Pazuzu...Lamashtu...Khatyu...Sheseru...Sasam...Lilith...Asmodeus...Beelzebub.... Names to conjure with. Literally. Years ago, when I was a student at Harvard, my teacher Frank Moore Cross raised a puzzling question: Why do demons—so prominent in the greater Near Eastern world, in the New Testament and in the postbiblical world of Judaism and Christianity—play such a minor role in the Hebrew Bible? I never forgot his offhand comment.
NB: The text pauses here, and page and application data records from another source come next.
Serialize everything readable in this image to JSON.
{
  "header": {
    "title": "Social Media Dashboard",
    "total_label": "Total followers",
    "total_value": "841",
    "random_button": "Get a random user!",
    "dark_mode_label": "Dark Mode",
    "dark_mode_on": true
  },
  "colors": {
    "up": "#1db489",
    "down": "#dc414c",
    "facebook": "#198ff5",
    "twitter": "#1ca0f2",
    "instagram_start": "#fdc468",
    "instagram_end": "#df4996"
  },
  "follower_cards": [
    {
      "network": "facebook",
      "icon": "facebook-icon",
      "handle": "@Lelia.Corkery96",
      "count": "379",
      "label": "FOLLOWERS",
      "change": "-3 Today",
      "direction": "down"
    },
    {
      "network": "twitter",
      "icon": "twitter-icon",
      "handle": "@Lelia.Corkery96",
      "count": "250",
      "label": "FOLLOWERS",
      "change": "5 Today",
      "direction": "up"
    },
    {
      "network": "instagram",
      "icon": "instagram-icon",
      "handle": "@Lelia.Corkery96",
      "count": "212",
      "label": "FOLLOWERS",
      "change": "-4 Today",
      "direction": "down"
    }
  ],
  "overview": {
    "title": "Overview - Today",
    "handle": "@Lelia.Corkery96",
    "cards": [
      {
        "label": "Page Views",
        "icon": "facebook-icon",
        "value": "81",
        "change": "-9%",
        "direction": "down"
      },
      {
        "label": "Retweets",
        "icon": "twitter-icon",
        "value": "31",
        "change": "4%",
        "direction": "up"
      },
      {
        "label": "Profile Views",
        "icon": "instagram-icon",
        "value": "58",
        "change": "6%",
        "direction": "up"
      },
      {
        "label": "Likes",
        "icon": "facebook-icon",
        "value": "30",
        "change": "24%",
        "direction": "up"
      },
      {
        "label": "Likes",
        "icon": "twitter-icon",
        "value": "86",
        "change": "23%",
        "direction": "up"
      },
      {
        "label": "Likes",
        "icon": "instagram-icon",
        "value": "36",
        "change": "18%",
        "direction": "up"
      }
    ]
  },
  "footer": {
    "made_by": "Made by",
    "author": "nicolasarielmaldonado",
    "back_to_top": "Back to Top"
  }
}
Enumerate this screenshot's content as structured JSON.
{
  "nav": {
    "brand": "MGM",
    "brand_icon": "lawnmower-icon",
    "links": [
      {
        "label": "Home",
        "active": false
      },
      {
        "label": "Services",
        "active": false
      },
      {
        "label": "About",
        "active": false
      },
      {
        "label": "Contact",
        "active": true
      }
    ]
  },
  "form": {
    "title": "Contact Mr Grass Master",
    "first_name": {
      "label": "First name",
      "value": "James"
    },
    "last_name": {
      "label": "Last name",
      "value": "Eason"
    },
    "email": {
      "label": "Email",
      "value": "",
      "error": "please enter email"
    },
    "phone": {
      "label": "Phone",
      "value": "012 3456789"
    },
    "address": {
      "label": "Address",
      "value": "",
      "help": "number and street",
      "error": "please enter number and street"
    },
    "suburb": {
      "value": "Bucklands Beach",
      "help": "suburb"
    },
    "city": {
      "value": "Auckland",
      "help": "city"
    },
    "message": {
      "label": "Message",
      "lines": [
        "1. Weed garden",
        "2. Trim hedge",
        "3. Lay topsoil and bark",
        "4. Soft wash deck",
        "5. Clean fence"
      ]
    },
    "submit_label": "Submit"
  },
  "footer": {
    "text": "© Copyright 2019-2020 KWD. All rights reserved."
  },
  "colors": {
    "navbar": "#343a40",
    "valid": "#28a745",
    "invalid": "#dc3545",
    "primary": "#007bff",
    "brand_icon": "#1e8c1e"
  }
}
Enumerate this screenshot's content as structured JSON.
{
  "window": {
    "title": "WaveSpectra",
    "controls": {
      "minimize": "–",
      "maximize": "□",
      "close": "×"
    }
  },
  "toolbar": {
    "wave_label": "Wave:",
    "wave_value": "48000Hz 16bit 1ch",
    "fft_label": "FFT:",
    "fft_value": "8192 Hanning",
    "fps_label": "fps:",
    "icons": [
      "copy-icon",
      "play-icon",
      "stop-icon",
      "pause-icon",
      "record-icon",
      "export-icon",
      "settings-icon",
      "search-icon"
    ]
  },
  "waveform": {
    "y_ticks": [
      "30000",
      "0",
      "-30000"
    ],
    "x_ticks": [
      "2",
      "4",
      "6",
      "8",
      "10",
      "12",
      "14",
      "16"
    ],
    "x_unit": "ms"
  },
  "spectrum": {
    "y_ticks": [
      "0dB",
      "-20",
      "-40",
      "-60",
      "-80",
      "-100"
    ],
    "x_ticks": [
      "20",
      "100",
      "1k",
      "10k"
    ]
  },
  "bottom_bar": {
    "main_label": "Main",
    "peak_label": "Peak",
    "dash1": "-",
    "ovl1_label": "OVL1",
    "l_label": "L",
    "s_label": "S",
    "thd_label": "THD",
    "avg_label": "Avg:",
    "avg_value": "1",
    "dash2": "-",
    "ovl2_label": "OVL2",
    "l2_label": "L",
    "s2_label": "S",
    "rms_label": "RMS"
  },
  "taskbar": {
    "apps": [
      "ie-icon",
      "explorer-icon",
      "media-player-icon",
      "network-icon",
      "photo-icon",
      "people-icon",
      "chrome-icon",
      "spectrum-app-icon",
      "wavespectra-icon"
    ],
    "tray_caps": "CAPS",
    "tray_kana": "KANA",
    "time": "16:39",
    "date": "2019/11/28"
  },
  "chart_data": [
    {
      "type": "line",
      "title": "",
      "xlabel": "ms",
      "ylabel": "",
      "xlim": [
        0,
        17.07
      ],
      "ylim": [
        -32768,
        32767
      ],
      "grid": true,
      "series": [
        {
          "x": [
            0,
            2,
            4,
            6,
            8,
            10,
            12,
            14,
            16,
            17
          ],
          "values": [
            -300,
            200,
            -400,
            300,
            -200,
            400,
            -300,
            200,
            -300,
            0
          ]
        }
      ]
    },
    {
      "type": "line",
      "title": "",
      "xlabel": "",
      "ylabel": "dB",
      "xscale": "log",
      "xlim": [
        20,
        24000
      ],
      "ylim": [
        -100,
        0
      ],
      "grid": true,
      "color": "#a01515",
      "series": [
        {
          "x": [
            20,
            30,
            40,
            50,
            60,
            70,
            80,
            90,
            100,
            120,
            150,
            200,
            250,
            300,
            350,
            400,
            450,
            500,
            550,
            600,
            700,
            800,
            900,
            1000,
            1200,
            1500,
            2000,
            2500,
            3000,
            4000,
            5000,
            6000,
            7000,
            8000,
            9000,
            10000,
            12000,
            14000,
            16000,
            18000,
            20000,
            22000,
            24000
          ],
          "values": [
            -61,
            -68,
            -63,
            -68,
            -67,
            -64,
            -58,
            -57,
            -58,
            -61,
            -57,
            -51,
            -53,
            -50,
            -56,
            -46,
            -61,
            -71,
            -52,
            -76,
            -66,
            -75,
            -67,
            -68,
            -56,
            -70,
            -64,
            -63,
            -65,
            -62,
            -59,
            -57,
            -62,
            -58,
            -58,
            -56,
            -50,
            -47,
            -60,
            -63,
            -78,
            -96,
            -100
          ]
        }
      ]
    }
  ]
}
Throughout the ancient Near East, demons were thought to be the agents of bad fortune, including disease. Only professional sorcerers and exorcists knew how to repel them.1 Similarly, in the New Testament, one way that Jesus and his disciples establish their credibility is by expelling demons, thereby curing dumbness, deafness, blindness, lameness, and epilepsy.2